What a precocious little girl Wadjda is. Would you think, at the age of ten, she should have the audacity to ask her mother for a bicycle? Or wear battered purple converse instead of the plain black shoes of her classmates? She makes mix-tapes of Western music recorded from the radio and makes bracelets to sell in the playground. Unsurprisingly, she runs into a lot of trouble with her strict headmistress and often finds herself in her office. Why can’t she be like the rest of the students? Why can’t she follow her mother’s example?
Wadjda is the first feature film made by a female director from Saudi Arabia and boy has it taken a long time to make. Most of that time has been spent by Haifaa Al-Mansour in finding funding for her project as she insisted on filming entirely in Saudi Arabia for reasons of authenticity. Such are the strict laws in Saudi Arabia that Al-Mansour was not allowed to actually be seen working with her male actors in public, meaning that for much of the outdoor shooting, she would have to sit in a van in front of a camera and direct the actors from there.
The fact that this film has been made at all, considering its production history, is a small miracle. There are no cinemas or theatres in Saudi Arabia to speak of, hence why Al-Mansour went looking for foreign investment and that Wadjda is both a German and a Saudi Arabian production. The truth however, is that even despite the knowledge of how hard this film must have been to make, it is on its own merits as a movie, one of the finest films of the year.
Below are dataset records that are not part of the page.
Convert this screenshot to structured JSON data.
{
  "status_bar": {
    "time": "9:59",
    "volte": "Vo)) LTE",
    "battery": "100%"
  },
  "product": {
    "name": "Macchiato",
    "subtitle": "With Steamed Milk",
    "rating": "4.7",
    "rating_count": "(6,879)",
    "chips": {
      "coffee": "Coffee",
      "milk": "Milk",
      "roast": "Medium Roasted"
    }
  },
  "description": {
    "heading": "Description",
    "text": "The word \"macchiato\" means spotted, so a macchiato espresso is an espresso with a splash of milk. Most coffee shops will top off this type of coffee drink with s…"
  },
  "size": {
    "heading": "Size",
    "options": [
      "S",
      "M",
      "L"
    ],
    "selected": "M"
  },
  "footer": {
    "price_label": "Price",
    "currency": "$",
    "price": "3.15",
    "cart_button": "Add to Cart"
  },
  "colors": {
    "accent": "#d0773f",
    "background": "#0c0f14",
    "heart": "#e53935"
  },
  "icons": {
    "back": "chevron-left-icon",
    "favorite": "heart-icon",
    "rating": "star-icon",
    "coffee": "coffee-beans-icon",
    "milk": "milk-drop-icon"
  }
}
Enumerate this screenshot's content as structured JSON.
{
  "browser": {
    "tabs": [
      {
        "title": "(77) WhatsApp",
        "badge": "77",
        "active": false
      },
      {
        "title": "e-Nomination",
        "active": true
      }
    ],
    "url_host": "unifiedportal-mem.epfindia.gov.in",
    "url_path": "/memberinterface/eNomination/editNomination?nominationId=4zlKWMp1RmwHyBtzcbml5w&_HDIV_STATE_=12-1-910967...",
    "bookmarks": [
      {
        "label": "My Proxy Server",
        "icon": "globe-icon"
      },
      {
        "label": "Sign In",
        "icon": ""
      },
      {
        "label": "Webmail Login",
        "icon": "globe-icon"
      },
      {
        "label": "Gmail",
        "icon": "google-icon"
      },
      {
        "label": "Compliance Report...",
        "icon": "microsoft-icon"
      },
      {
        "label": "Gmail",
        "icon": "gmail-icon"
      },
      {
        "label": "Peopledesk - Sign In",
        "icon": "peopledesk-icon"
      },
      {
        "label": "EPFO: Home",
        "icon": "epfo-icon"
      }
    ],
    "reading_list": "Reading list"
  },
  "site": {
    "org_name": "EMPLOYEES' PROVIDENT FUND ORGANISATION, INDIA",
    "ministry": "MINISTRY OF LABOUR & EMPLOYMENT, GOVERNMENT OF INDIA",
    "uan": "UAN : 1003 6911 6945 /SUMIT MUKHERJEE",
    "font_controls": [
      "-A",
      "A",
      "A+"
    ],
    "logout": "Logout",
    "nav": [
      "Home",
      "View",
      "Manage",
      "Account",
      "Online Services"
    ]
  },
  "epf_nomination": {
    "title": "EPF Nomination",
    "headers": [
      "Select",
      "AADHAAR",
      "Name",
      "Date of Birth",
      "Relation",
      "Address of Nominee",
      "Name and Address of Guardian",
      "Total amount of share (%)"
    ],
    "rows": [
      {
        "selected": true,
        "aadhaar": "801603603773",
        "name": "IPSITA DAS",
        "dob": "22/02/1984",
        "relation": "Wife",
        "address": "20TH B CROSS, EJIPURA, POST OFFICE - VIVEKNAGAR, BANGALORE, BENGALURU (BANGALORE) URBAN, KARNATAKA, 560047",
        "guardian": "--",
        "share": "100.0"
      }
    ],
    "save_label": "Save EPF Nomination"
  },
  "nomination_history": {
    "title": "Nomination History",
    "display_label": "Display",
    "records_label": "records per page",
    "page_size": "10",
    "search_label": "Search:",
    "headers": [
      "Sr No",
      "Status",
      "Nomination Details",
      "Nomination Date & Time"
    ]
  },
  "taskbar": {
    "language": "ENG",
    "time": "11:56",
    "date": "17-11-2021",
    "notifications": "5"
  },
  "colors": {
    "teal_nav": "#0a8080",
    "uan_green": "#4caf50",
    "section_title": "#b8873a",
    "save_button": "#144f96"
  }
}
Many people will go to see this and remark that they enjoyed it, that it was simple, uplifting and a nice piece of entertainment. So what makes it so brilliant? The fact is that Wadjda displays that very special piece of craft, working ostensibly within a set formula to then explore deeper issues. You will recognise the now somewhat hackneyed use of the school competition as a plot device, among many others. But originality is not always a guarantee of quality; nor does it always have to be explicit. In many ways, Wadjda is mesmerizingly original, for how often do you see a film of this genre use age-old formulas to explore the very moral structure of an entire society and the role of women within it?
The film that Al-Mansour has made is nothing short of remarkable. It is very simple and do not think that to achieve that kind of simplicity is at all easy; the lyricism and clarity of the film’s structure and narrative is just as difficult to achieve as the most convoluted structure of a thriller. It is goodhearted and very respectful of the culture that it explores, although not at all uncritical. It is acted beautifully by actors that we have never seen before, particularly by Waad Mohammed, who plays the role of the eponymous ten year old. What makes this film truly great is not only that it is an important film but also one of the most moving and successful narrative pieces of cinema on release this year. In its own delicate and quiet way it is astonishingly profound. You’ll leave the cinema with a smile and a lot to seriously think about.
As a point of interest, there is also another brilliant film on release this week, showing at Cornerhouse, called Frances Ha. These two films are very different from each other in many ways, although similar insofar as they both have strong female characters that dominate the film, something which we are luckily seeing a bit more of in cinema, although there is still a way to go. Frances Ha is a brilliantly funny and incredibly poignant film that recalls the best of Woody Allen and the most accessible of Jean-Luc Godard. My recommendation is that you make time for a double-bill this week, because to miss either of these two films on their cinematic run would be very sad indeed.
Review by LiveWire Film Critic, James Martin (July ’13)